India’s Ritual Bathing in the River
A total of 36,000 Sadhus (Hindu holy men) were part of the estimated crowd of 40 million attending the two month Kumbh Mela festival in India last spring. More than 200 American Sadhus of the Hari Krishna groups brought millions of dollars worth of Hindu literature to the festival. One of our partners in South India explains the purpose of the ritual bathing in the river,
“They come for forgiveness of sins and salvation. Some thousands come stark nakedsome of them rolling on the rough roads for miles, believing the festering sores on their bodies would earn them salvation...Hundreds have kept one arm lifted up for years until the arm gets shriveled with dry gangrene...others have stood on one leg for years, hanging on to a suspended sling while sleeping...all these are done to appease angry gods.”

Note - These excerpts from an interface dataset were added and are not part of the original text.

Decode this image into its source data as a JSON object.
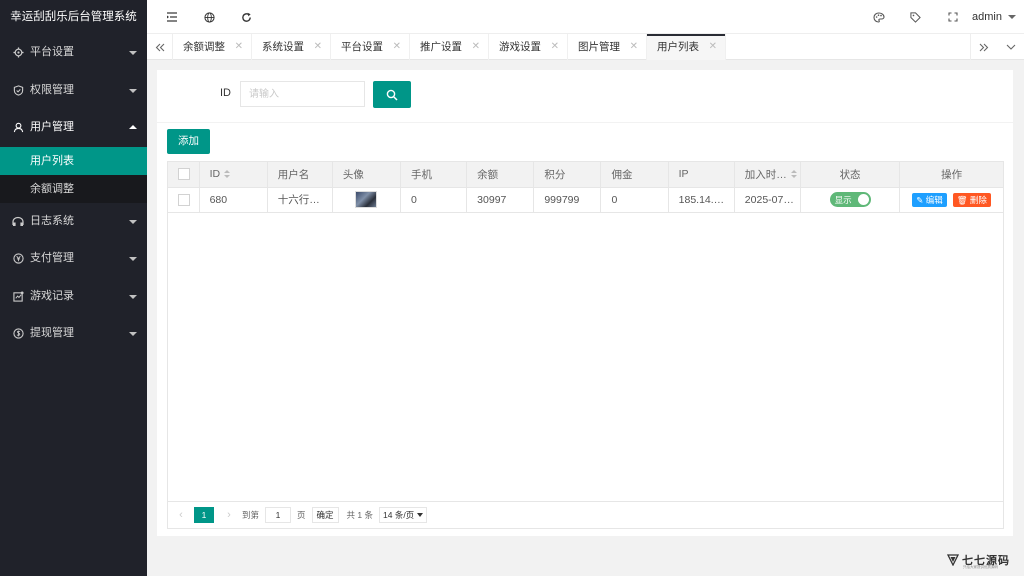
{
  "app": {
    "title": "幸运刮刮乐后台管理系统"
  },
  "sidebar": {
    "items": [
      {
        "label": "平台设置",
        "icon": "gear-icon"
      },
      {
        "label": "权限管理",
        "icon": "shield-icon"
      },
      {
        "label": "用户管理",
        "icon": "user-icon",
        "open": true,
        "children": [
          {
            "label": "用户列表",
            "active": true
          },
          {
            "label": "余额调整"
          }
        ]
      },
      {
        "label": "日志系统",
        "icon": "log-icon"
      },
      {
        "label": "支付管理",
        "icon": "payment-icon"
      },
      {
        "label": "游戏记录",
        "icon": "game-record-icon"
      },
      {
        "label": "提现管理",
        "icon": "withdraw-icon"
      }
    ]
  },
  "header": {
    "user": "admin"
  },
  "tabs": [
    {
      "label": "余额调整"
    },
    {
      "label": "系统设置"
    },
    {
      "label": "平台设置"
    },
    {
      "label": "推广设置"
    },
    {
      "label": "游戏设置"
    },
    {
      "label": "图片管理"
    },
    {
      "label": "用户列表",
      "active": true
    }
  ],
  "search": {
    "id_label": "ID",
    "placeholder": "请输入"
  },
  "toolbar": {
    "add_label": "添加"
  },
  "table": {
    "columns": [
      "ID",
      "用户名",
      "头像",
      "手机",
      "余额",
      "积分",
      "佣金",
      "IP",
      "加入时…",
      "状态",
      "操作"
    ],
    "rows": [
      {
        "id": "680",
        "username": "十六行…",
        "phone": "0",
        "balance": "30997",
        "points": "999799",
        "commission": "0",
        "ip": "185.14.…",
        "joined": "2025-07…",
        "status": "显示",
        "edit": "编辑",
        "delete": "删除"
      }
    ]
  },
  "pager": {
    "current": "1",
    "goto_label": "到第",
    "goto_value": "1",
    "page_unit": "页",
    "confirm": "确定",
    "total": "共 1 条",
    "page_size": "14 条/页"
  },
  "watermark": {
    "text": "七七源码",
    "sub": "只给大家提供优质源码"
  },
  "colors": {
    "primary": "#009688",
    "sidebar": "#20222a",
    "edit": "#1e9fff",
    "delete": "#ff5722",
    "switch_on": "#5fb878"
  }
}
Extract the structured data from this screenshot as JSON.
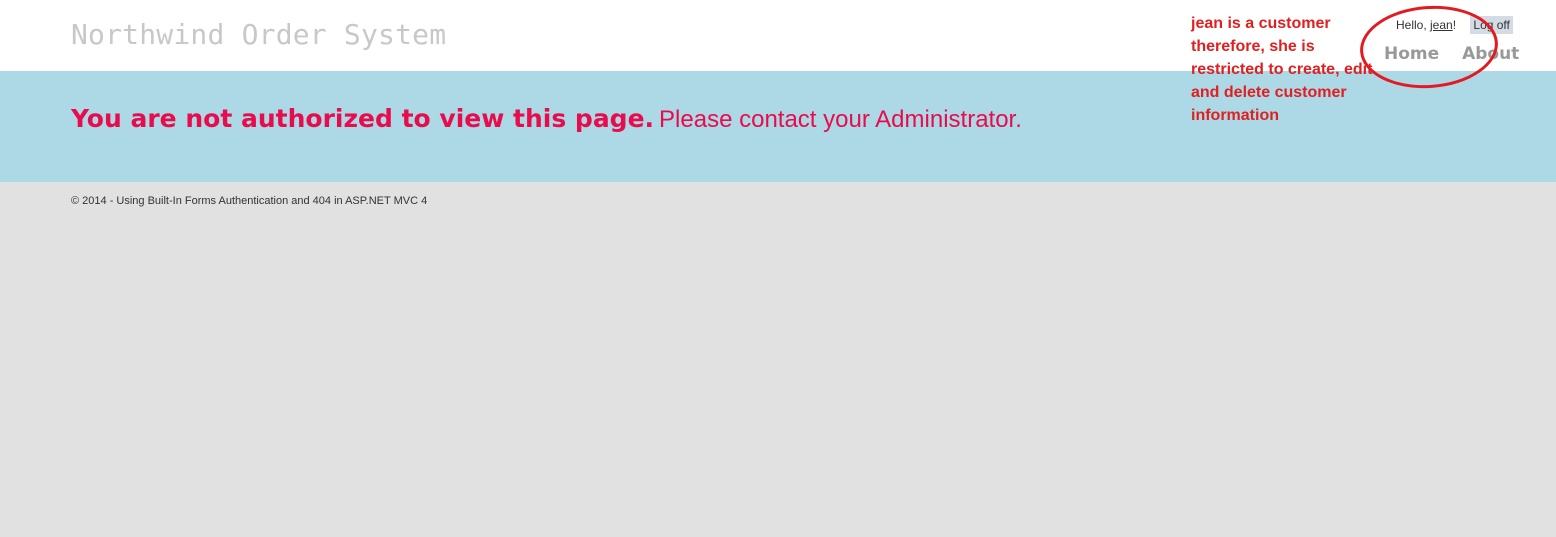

During the festival, which takes place in the heat of summer, our Indian Christian partners set up free medical clinics. About 150 Christian students passed out literature and talked with pilgrims about the love of Christ. “Some received us with friendliness, some merely tolerated us, and others ferociously objected to the spread of Christianity,” wrote our partner. A number of pilgrims accepted Christ, though circumstances prevented them from taking an open stand at the Kumbh Mela. But five Hindus, including two Sadhus, were baptizedthe ultimate step of courage for a Hindu.